Voice work has introduced me to a new discipline in acting and given me huge respect for those actors who work in that side if our industry day in day out. It is like all acting in that it is about discovering truth in a moment, but it relies solely on you breathing life into your performance through your voice, that extraordinary instrument we all share. It also means you can wear whatever clothes you like to work!

  • You played from comedy to romance on stage, appearing in leading roles in prestigious theatres such the Royal Court and the National Theatres in London and the Royal Lyceum in Edinburgh. What is the biggest lesson that performing in theater has taught you as an actor?

The biggest lesson theatre has taught me is to think on your feet. There is no “cut” or “reset.”  Once that ball starts rolling there is no stopping till the end. You need to be prepared for everything from losing props in the audience, forgetting crucial props, people forgetting their lines for whole scenes and having to do their lines as well, audience members shouting at the stage, trying to get on the stage, suffering medical emergencies, falling lights, and actors deliberately trying to make you laugh! It’s like an arena where ANYTHING can happen.  It’s an adventure out there and I miss it.

Graham McTavish | Photography by Pari Dukovic/AMC

Good Soul

  • Are you involved in any charity or humanitarian organization you would like to mention? If so, which one?

I support Action for Children as my chosen charity.

Personal

  • What is your biggest desire at this moment?

My biggest desire at this moment is to see an improvement in the rhetoric we hear from so many quarters. I want to see co-operation and enlightenment in a world that is sometimes sadly lacking in both. To embrace always what we have in common, and not to look for more reasons to keep us apart.

Close Up

  • The spirit of The Hedonist Magazine is “The Essence of a Joyful Living.” How does Joy during the process of creation affect your own experience and in consequence the final manifestation of your actions?

Joy during the creative process comes through the freedom that creativity gives you. Creativity is fresh and vital and possessive of only a fleeting moment. Joy is made up of fleeting moments, so I hope to create as many as possible through my work.

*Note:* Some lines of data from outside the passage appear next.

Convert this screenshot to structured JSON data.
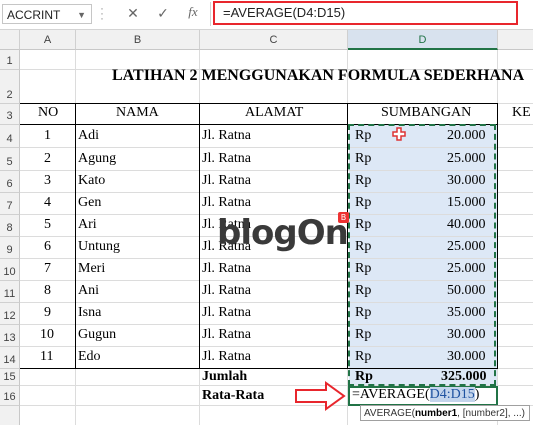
{
  "formula_bar": {
    "name_box": "ACCRINT",
    "name_box_arrow": "▼",
    "cancel_glyph": "✕",
    "enter_glyph": "✓",
    "fx_glyph": "fx",
    "formula": "=AVERAGE(D4:D15)"
  },
  "columns": [
    "A",
    "B",
    "C",
    "D"
  ],
  "rows": [
    "1",
    "2",
    "3",
    "4",
    "5",
    "6",
    "7",
    "8",
    "9",
    "10",
    "11",
    "12",
    "13",
    "14",
    "15",
    "16"
  ],
  "sheet": {
    "title": "LATIHAN 2 MENGGUNAKAN FORMULA SEDERHANA",
    "headers": {
      "no": "NO",
      "nama": "NAMA",
      "alamat": "ALAMAT",
      "sumbangan": "SUMBANGAN",
      "ket": "KE"
    },
    "rows": [
      {
        "no": "1",
        "nama": "Adi",
        "alamat": "Jl. Ratna",
        "rp": "Rp",
        "amount": "20.000"
      },
      {
        "no": "2",
        "nama": "Agung",
        "alamat": "Jl. Ratna",
        "rp": "Rp",
        "amount": "25.000"
      },
      {
        "no": "3",
        "nama": "Kato",
        "alamat": "Jl. Ratna",
        "rp": "Rp",
        "amount": "30.000"
      },
      {
        "no": "4",
        "nama": "Gen",
        "alamat": "Jl. Ratna",
        "rp": "Rp",
        "amount": "15.000"
      },
      {
        "no": "5",
        "nama": "Ari",
        "alamat": "Jl. Ratna",
        "rp": "Rp",
        "amount": "40.000"
      },
      {
        "no": "6",
        "nama": "Untung",
        "alamat": "Jl. Ratna",
        "rp": "Rp",
        "amount": "25.000"
      },
      {
        "no": "7",
        "nama": "Meri",
        "alamat": "Jl. Ratna",
        "rp": "Rp",
        "amount": "25.000"
      },
      {
        "no": "8",
        "nama": "Ani",
        "alamat": "Jl. Ratna",
        "rp": "Rp",
        "amount": "50.000"
      },
      {
        "no": "9",
        "nama": "Isna",
        "alamat": "Jl. Ratna",
        "rp": "Rp",
        "amount": "35.000"
      },
      {
        "no": "10",
        "nama": "Gugun",
        "alamat": "Jl. Ratna",
        "rp": "Rp",
        "amount": "30.000"
      },
      {
        "no": "11",
        "nama": "Edo",
        "alamat": "Jl. Ratna",
        "rp": "Rp",
        "amount": "30.000"
      }
    ],
    "jumlah_label": "Jumlah",
    "jumlah_rp": "Rp",
    "jumlah_value": "325.000",
    "rata_label": "Rata-Rata",
    "editing_prefix": "=AVERAGE(",
    "editing_ref": "D4:D15",
    "editing_suffix": ")"
  },
  "tooltip": {
    "fn": "AVERAGE(",
    "arg1": "number1",
    "rest": ", [number2], ...)"
  },
  "watermark": {
    "text_a": "blog",
    "text_o": "O",
    "text_b": "n",
    "badge": "B"
  },
  "colors": {
    "accent": "#217346",
    "selection": "#dde8f6",
    "highlight_red": "#e8262d"
  }
}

  • Our mantra is “You can be, do and have anything you want,” words by Abraham Hicks.  What is your take on such a statement?

For us to be, do, and have anything you want, I believe we must foster a society of opportunity, and of fairness in all things. We must learn not to be afraid of the shared essence that we all have, which is to lead a fulfilling and rewarding life. That is not to say we cannot experience hardship. We will, but we must have the tools at our disposal to navigate through difficulties and remember that life is wonderfully unpredictable and, in that knowledge, find true happiness.


GrahamMcTavish
Photography by Pari Dukovic/AMC